Emily Goodman, with EMC Research, a public-opinion research consulting firm, told the Council that there was little public support for a bond measure but there is enough support for a TOT measure.
According to 645 interviews, Goodman said residents still feel “very positively about the job the City is doing.” When asked if the City does a good job keeping them informed, 70 percent responded it did. However, the numbers dip to 54 percent of people who responded positively when asked if the Council is listening to the voters’ needs; only 51 percent supported the idea that the Council is using tax money responsibly.
Although the bond measure saw little public support, Council Member Kathy Watanabe said, “At least it (the poll) has given them some insight into the City’s needs.”
Council Member Debi Davis agreed, saying “education of the residents” will better help them understand the deficit the City is facing.

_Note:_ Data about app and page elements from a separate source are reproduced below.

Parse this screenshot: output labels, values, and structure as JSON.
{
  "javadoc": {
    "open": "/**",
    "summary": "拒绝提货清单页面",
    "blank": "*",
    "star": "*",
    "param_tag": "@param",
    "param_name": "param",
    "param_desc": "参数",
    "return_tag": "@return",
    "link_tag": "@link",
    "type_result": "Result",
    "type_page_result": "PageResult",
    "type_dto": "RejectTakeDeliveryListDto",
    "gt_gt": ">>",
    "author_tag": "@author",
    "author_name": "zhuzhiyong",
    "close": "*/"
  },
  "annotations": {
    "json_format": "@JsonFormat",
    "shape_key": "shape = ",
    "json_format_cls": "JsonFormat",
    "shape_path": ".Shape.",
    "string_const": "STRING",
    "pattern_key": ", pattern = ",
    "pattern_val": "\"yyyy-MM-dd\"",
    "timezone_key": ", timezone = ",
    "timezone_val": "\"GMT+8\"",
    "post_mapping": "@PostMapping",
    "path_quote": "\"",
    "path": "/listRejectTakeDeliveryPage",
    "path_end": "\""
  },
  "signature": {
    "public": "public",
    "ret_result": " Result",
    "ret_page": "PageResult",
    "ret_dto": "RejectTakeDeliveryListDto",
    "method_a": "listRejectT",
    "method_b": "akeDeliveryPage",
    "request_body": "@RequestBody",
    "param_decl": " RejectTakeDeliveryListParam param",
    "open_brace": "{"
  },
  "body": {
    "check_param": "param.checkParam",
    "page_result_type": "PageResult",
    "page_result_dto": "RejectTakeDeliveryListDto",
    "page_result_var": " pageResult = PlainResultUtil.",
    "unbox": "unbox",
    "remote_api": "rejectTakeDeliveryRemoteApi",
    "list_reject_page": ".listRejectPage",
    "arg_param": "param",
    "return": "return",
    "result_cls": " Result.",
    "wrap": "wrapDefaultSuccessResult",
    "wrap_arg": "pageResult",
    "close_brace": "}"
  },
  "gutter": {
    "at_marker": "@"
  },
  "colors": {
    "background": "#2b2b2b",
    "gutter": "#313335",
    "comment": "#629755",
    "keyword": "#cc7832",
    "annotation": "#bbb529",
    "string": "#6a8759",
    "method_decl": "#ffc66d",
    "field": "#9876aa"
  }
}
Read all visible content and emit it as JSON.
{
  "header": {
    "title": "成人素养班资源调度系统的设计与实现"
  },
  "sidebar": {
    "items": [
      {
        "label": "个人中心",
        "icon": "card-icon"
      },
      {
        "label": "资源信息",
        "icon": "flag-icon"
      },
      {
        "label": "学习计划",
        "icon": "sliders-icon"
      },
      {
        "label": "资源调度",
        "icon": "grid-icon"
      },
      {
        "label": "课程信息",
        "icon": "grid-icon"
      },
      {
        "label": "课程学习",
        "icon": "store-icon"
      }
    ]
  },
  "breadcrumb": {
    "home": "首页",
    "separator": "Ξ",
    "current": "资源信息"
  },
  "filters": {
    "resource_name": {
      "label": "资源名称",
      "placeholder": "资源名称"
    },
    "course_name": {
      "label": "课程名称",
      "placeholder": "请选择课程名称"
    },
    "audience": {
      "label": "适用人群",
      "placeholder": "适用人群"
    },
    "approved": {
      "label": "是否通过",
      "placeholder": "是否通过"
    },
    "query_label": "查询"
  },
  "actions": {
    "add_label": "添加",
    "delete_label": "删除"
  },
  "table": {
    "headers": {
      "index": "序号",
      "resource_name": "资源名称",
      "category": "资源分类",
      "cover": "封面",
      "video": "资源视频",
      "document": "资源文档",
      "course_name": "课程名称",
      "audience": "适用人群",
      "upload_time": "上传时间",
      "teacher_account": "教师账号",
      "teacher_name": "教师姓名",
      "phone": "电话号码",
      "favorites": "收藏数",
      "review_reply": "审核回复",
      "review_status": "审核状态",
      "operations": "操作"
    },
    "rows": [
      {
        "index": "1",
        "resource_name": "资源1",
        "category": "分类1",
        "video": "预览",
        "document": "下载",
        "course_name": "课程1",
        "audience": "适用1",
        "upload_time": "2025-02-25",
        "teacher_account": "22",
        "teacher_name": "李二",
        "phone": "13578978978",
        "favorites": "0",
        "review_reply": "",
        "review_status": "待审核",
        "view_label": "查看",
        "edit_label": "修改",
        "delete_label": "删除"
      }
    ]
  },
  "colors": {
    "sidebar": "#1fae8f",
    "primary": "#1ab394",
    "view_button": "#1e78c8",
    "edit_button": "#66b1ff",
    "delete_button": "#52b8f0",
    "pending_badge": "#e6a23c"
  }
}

Consent Calendar Spending
The Council also approved the following items via the consent calendar:
- A 6-year extension to an agreement with Innovative Interfaces, Inc. for hosting and maintenance services for $757,489.29
- $878,163 to Mott MacDonald Group, Inc. for annual sanitary sewer condition assessment repairs; that contract also has two 1-year extension options at of $560,000 for the first extension option, and $600,000 for the second
- A $2.5 million amendment to a contract with the California Highway Patrol — a not-to-exceed amount of $8.42 million — for traffic management and support services at Levi’s Stadium
- A third-party administrator services agreement with Sedgwick Claims Management Services for the City’s Self-Insured Workers’ Compensation Program totaling $1.85 million
- A 2-year contract with Santa Clara County for the Santa Clara Intensive Case Management and Homeless Prevention Program totaling $400,000
- A $75,440 increase to a contract with Mintier Harnish, LP, for preparation of the zoning code update with for a total contract cost not to exceed $323,690
- A 5-year contract with Hyas Group, LLC to provide consulting services related to the Deferred Compensation Plan in the amount not-to-exceed $202,000
The Council meets again Tuesday, July 7 in the Council Chambers at City Hall, 1500 Warburton Ave. in Santa Clara.
Members of the public can participate in the City Council meetings on Zoom at https://santaclaraca.zoom.us/j/99706759306; Meeting ID: 997-0675-9306 or call 1(669) 900-6833, via the City’s eComment (available during the meeting) or by email to PublicComment@santaclaraca.gov
For those without the above access, the City Cafeteria has been set up to accommodate up to 10 people at a time and public comment will be given from that location.